- **TASK BRIEF**:
Print everything in the records exactly. Leave the pictures out.

########################################

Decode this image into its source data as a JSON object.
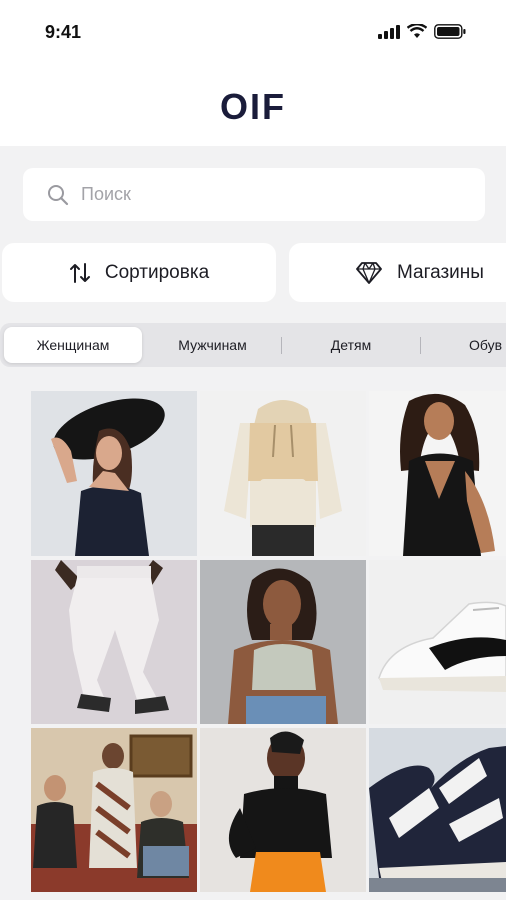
{
  "status_bar": {
    "time": "9:41"
  },
  "header": {
    "logo": "OIF"
  },
  "search": {
    "placeholder": "Поиск"
  },
  "actions": {
    "sort_label": "Сортировка",
    "shops_label": "Магазины"
  },
  "tabs": [
    {
      "label": "Женщинам",
      "active": true
    },
    {
      "label": "Мужчинам",
      "active": false
    },
    {
      "label": "Детям",
      "active": false
    },
    {
      "label": "Обув",
      "active": false
    }
  ],
  "colors": {
    "logo": "#1a1c3a",
    "background": "#f2f2f3",
    "accent": "#1d1d24"
  },
  "products": [
    {
      "name": "woman-black-hat-image"
    },
    {
      "name": "beige-hoodie-image"
    },
    {
      "name": "black-dress-image"
    },
    {
      "name": "white-trousers-image"
    },
    {
      "name": "crop-top-image"
    },
    {
      "name": "white-sneaker-image"
    },
    {
      "name": "group-photo-image"
    },
    {
      "name": "black-turtleneck-image"
    },
    {
      "name": "high-top-sneaker-image"
    }
  ]
}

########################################

- **ANSWER SECTION**:
Decode this image into its source data as a JSON object.
{
  "status_bar": {
    "time": "9:41"
  },
  "header": {
    "logo": "OIF"
  },
  "search": {
    "placeholder": "Поиск"
  },
  "actions": {
    "sort_label": "Сортировка",
    "shops_label": "Магазины"
  },
  "tabs": [
    {
      "label": "Женщинам",
      "active": true
    },
    {
      "label": "Мужчинам",
      "active": false
    },
    {
      "label": "Детям",
      "active": false
    },
    {
      "label": "Обув",
      "active": false
    }
  ],
  "colors": {
    "logo": "#1a1c3a",
    "background": "#f2f2f3",
    "accent": "#1d1d24"
  },
  "products": [
    {
      "name": "woman-black-hat-image"
    },
    {
      "name": "beige-hoodie-image"
    },
    {
      "name": "black-dress-image"
    },
    {
      "name": "white-trousers-image"
    },
    {
      "name": "crop-top-image"
    },
    {
      "name": "white-sneaker-image"
    },
    {
      "name": "group-photo-image"
    },
    {
      "name": "black-turtleneck-image"
    },
    {
      "name": "high-top-sneaker-image"
    }
  ]
}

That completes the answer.